I did this for because, one, it’s fun to watch people’s faces when I tell them that I don’t celebrate the world’s biggest consumerist holiday, even glancingly. Two (and more important personally), despite having been a practicing Pagan since 2001, the only consistent Winter Solstice practice I’d developed was staying up all night, which becomes increasingly inaccessible as I get older. I needed to step back and develop celebrations that neither appropriated an oppressed religion nor kowtowed to an oppressive one.
I needed that time away. It’s done me a world of good as a Pagan.
The December event of the Minnesota Threshold Network was called “Facing Holidays After the Death of a Loved One.” As I sat in that circle, talking about holiday traditions and honoring loved ones who have died, I thought about how, although I don’t celebrate Christmas or Chanukah, I once did, and my Ancestors have, for many generations. By choosing not to engage with these holidays, I’ve cut myself off from them, from using shared practices to thank, honor, connect with, and grieve for those who have gone before me.
So this year, I chose one action to acknowledge each holiday. Not a full celebration, since they’re still not my religions or my holidays. One act to connect me to Ancestors recent and distant who celebrated these holidays. To remind them, and myself, that though we walk different spiritual paths, they are welcome here.
Chanukah was easy: I created a… well, I hesitate to call it a chanukiah. It’s a strip of fabric set up under the Yule tree with LED candles. Every night I’ve been saying the blessings and lighting the candles. (The Yule tree, btw, is three birch logs lashed together in a tripod, wrapped with blue string lights and topped with seasonally appropriate cookie cutters.
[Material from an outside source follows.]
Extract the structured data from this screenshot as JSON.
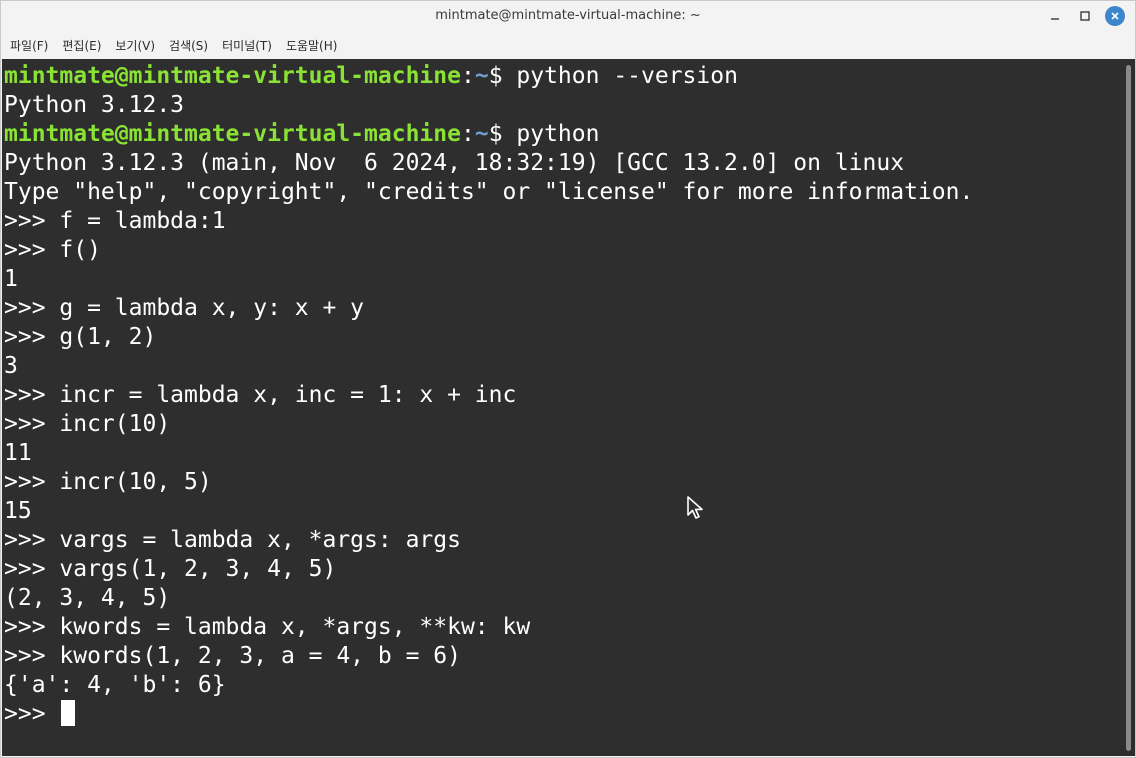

Because we are those Minnesotans.)
Christmas was more challenging. Other than attending the Christmas Eve service at church, which, just, no, my family of origin was much more connected to the holiday’s consumerist aspects than its religious or cultural ones. Being as anti-capitalist as a 21st-century American urbanite can be, those aren’t traditions I want to replicate.
I thought about food, instead. Specifically, waffles. My parents had a waffle maker. It was a wedding gift. They hated using it, considering it too unwieldy and difficult. It came out once a year: on Christmas morning. After we opened presents, Mom and I would watch The Nutcracker (Baryshnikov version) on PBS while Dad swore at the waffles.
This is tricky, of course, because I shared the tradition with ancestors (living), not Ancestors (dead). But it connects me to family, and although my more distant Ancestors may not have eaten waffles on Christmas Day, I’m sure that most of them had special holiday food traditions of some sort, and this feels like sharing mine with them.
I am one moment in Time. The lines of memory flows from the Ancestors, through me, and on to the Descendants. And in this time of deep, healing, dreaming darkness, I stand with ancestors, Ancestors, and Descendants at the confluence of three winter holidays and greet the returning light.